In April this year an urgent application was made on behalf of two individuals for an injunction to prohibit publication by the defendant, the publisher of the Daily Mail, of what they claimed to be private and confidential information about them.

This case concerned a two-year personal relationship between the claimants, which they had kept secret. The first claimant was married, though the couple were separated. The first claimant held a senior position in an educational institution. The second claimant was an adult who was associated with the institution. The relationship was known to a small group of people and was not in the public domain, but an anonymous letter had been circulated to certain media organisations giving some information about the relationship and pictures of the claimants together.

The defendant newspaper subsequently became aware of the nature of the relationship between the two claimants and informed the claimants of their intention to publish that information. The claimants issued an urgent application for a temporary injunction preventing the defendant from publishing the information, which they argued was confidential and private.

The claimants’ case was that there is no lawful basis for the disclosure of this information by the defendants to the public at large via the pages of the newspaper. The defendant’s case was that if there is any privacy and confidentiality attaching to the information it wishes to publish then it is of a low level, and that in any event there is a legitimate public interest in its disclosure which is such as to outweigh the rights of the claimants.

The principles to be applied on an application of this kind are well established:

  • Section 12(3) of the Human Rights Act 1998 provides that an applicant for an injunction of this kind must satisfy the court that they are likely to succeed at trial in establishing that publication should not be allowed. In this context “likely” means more likely than not.
  • In order to succeed in a claim for breach of confidence it must be shown that the information in question is confidential in character, that the defendant owes the claimants a duty of confidence in respect of it, and that the use or disclosure that is threatened would represent a breach of that duty.
  • To make out a claim in misuse of private information a claimant must show that they enjoy a reasonable expectation of privacy in respect of the information in question; if that is established the court must engage in close scrutiny of the specific rights in play before it and determine whether, on the one hand, the privacy rights of the claimants should yield to the rights of the defendant and others to the free flow of information or, on the other hand, the claimants’ rights should prevail over those of others. The competing rights are of inherently equal value. The answer is determined by the yardsticks of necessity and proportionality.
  • The question at this stage is therefore whether, on the evidence now before the court, the claimants have shown that it is more likely than not that the court will at trial reach the conclusions necessary for the establishment of these claims.

In this case there was evidence that the fact of the relationship was also known to some in the media, not limited to the defendant. That knowledge appeared to have come about because an anonymous letter had been circulated amongst certain media organisations giving some information about the relationship, although it did not name the second claimant. However, the court found no evidence that the relationship was in the public domain.

Mr Justice Warby adjudged that whether the fact of a relationship is private or confidential information will depend on the circumstances of each case. Very often it will not be confidential or private. The relationship between married people is a public fact and in no way confidential, for example.

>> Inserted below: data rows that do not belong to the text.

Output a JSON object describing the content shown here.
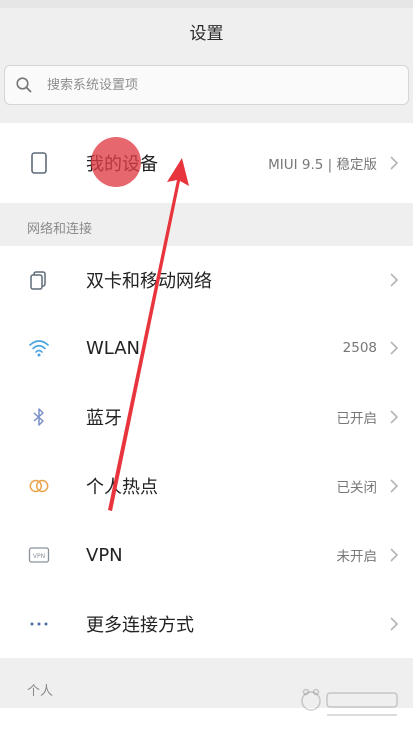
{
  "header": {
    "title": "设置"
  },
  "search": {
    "placeholder": "搜索系统设置项",
    "icon": "search-icon"
  },
  "device": {
    "label": "我的设备",
    "value": "MIUI 9.5 | 稳定版",
    "icon": "phone-icon"
  },
  "sections": {
    "network_title": "网络和连接",
    "personal_title": "个人"
  },
  "network": [
    {
      "label": "双卡和移动网络",
      "value": "",
      "icon": "sim-card-icon"
    },
    {
      "label": "WLAN",
      "value": "2508",
      "icon": "wifi-icon"
    },
    {
      "label": "蓝牙",
      "value": "已开启",
      "icon": "bluetooth-icon"
    },
    {
      "label": "个人热点",
      "value": "已关闭",
      "icon": "hotspot-icon"
    },
    {
      "label": "VPN",
      "value": "未开启",
      "icon": "vpn-icon"
    },
    {
      "label": "更多连接方式",
      "value": "",
      "icon": "more-dots-icon"
    }
  ],
  "colors": {
    "background": "#efefef",
    "card": "#ffffff",
    "annotation_red": "#e8343c",
    "wifi_icon": "#4aa3df",
    "hotspot_icon": "#e9a24b",
    "bluetooth_icon": "#7b8fc9"
  }
}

Other relationships involving less formal, public, or enduring commitments can also be public information and not private or confidential. In this case, Mr Justice Warby accepted the claimants’ submission that the fact of their relationship was at that time an item of information that was both confidential and private and the extent to which it is was known appeared to be very limited. Mr Justice Warby considered that it was likely that at trial the court would conclude that the defendant was under a duty of confidence in respect of the information.

In his judgement, Mr Justice Warby accepted that there is a genuine public interest in debating the ethics of personal relationships within an educational context, and how these should be approached and dealt with. However, whilst it was accepted that there is a legitimate interest in such a debate being informed by concrete examples or illustrations rather than merely theoretically, in this case it was not considered likely that at a trial the court would conclude that the facts of and surrounding the relationship between these two claimants are such that it is in the public interest to make those facts known for those purposes.

It is important to emphasise that the decision on an application such as this has to be made on the basis of the evidence before the court on the application. That evidence is often incomplete, and can leave some uncertainties about relevant facts. The court must do its best, without engaging in speculation, to arrive at an assessment of the most likely outcome if all the evidence was before it at a trial.